That trait was evident in a video clip making the rounds online over the weekend. It showed McCain, at a campaign event during his unsuccessful run for the presidency in 2008, twice rejecting audience members’ criticism of his opponent, Barack Obama.
“He is a decent person, and a person you don’t have to be scared (about) as president of the United States,” McCain said in the first case. In the second instance, McCain called Obama “a decent family man . that I just happen to have disagreements with on fundamental issues. And that’s what this campaign is all about.”
How likely are we to hear anything similar from any presidential candidate in today’s uber-partisan climate?
Obama was among those who noted their appreciation for McCain the man. He said few people have been asked to show the kind of courage McCain did during the war, “but all of us can aspire to the courage to put the greater good above our own. At John’s best, he showed us what that means.”
Obama’s vice president, Joe Biden, who served many years with McCain in the Senate, used words like “character” and “integrity” to describe his former political opponent. “A life lived embodying those truths casts a long shadow. John McCain will cast a long shadow,” Biden said.
We believe those traits derived from a deep and abiding love of country, which were forged as the son of a four-star Navy admiral and shone through during his time as a POW.
McCain’s jet was shot down over Hanoi in October 1967. He ejected and landed in a lake, breaking one leg and both arms. He suffered countless beatings at the hands of the North Vietnamese and eventually was transferred to the notorious “Hanoi Hilton” prison where he spent five years.
During that time, he was tortured repeatedly and did long stints in solitary confinement. His stay could have been shortened, had he allowed the North Vietnamese to free him in mid-1968 after his father was made commander in chief of U.S. forces in the Pacific.
But it was a propaganda move, and he refused, insisting that every American POW captured before him be freed before he would go. His freedom didn’t come until March 1973 following a ceasefire agreement.
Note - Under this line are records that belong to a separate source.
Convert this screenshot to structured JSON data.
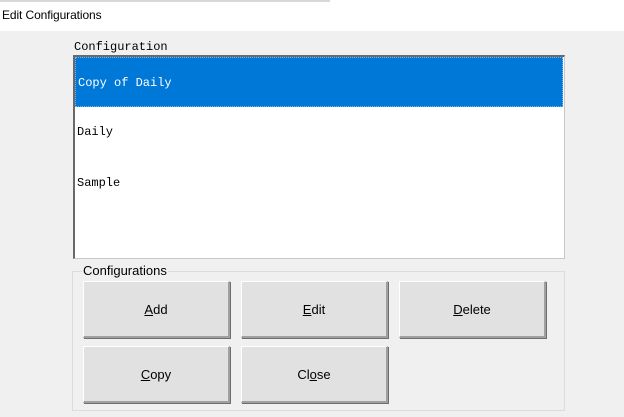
{
  "window": {
    "title": "Edit Configurations"
  },
  "list": {
    "header": "Configuration",
    "items": [
      {
        "label": "Copy of Daily",
        "selected": true
      },
      {
        "label": "Daily",
        "selected": false
      },
      {
        "label": "Sample",
        "selected": false
      }
    ]
  },
  "group": {
    "label": "Configurations",
    "buttons": {
      "add": {
        "pre": "",
        "accel": "A",
        "post": "dd"
      },
      "edit": {
        "pre": "",
        "accel": "E",
        "post": "dit"
      },
      "delete": {
        "pre": "",
        "accel": "D",
        "post": "elete"
      },
      "copy": {
        "pre": "",
        "accel": "C",
        "post": "opy"
      },
      "close": {
        "pre": "Cl",
        "accel": "o",
        "post": "se"
      }
    }
  },
  "colors": {
    "selection": "#0078d7",
    "selection_text": "#ffffff",
    "dialog_bg": "#f0f0f0",
    "button_bg": "#e1e1e1"
  }
}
McCain said in an interview years later that three things kept him going while in Vietnam: “Faith in God, faith in my fellow prisoners and faith in my country.”
As a U.S. senator, he earned a reputation as a champion of defense and someone who was willing to work with the other side to make America better. We salute the man for his lifetime of service. The country has lost something in short supply these days — a true statesman and patriot.
Muskogee Phoenix. Aug. 28, 2018.
— Take care this holiday
Another three-day holiday weekend is fast approaching — the unofficial end of summer.
With it comes another opportunity to visit family and friends and to have a good time.
That’s where we must interject and remind everyone that a good time does not have to end tragically.
There’s a reason that media and government officials keep close track of the number of fatality accidents that occur around holidays — the numbers increase.
We are all for having a good time when you are at the lake, or at a cookout or just hanging out with family or friends at home.
We’re not naive enough to believe that alcohol won’t be present over the weekend at these gatherings.
We just wish that precautions would be taken to ensure everyone gets through the week safely.
If that means staying overnight — then plan ahead to be able to do that.
If that means to ensure you have a cab ride available — plan ahead.
If that means ensuring there is a designated driver — plan ahead.
Remember that law enforcement usually comes out in force to try to keep drunk drivers off the roads.
Think about that.
At best if you drink and drive you could wind up in jail and spending a lot of money to pay subsequent fines.
At worst, your friends and family will be attending another kind of gathering — one where you will be the center of attention. But you won’t be there to enjoy it.
Holidays are made to make memories — happy times we will recall forever.
Don’t make this year a tragedy.
Please drink responsibly.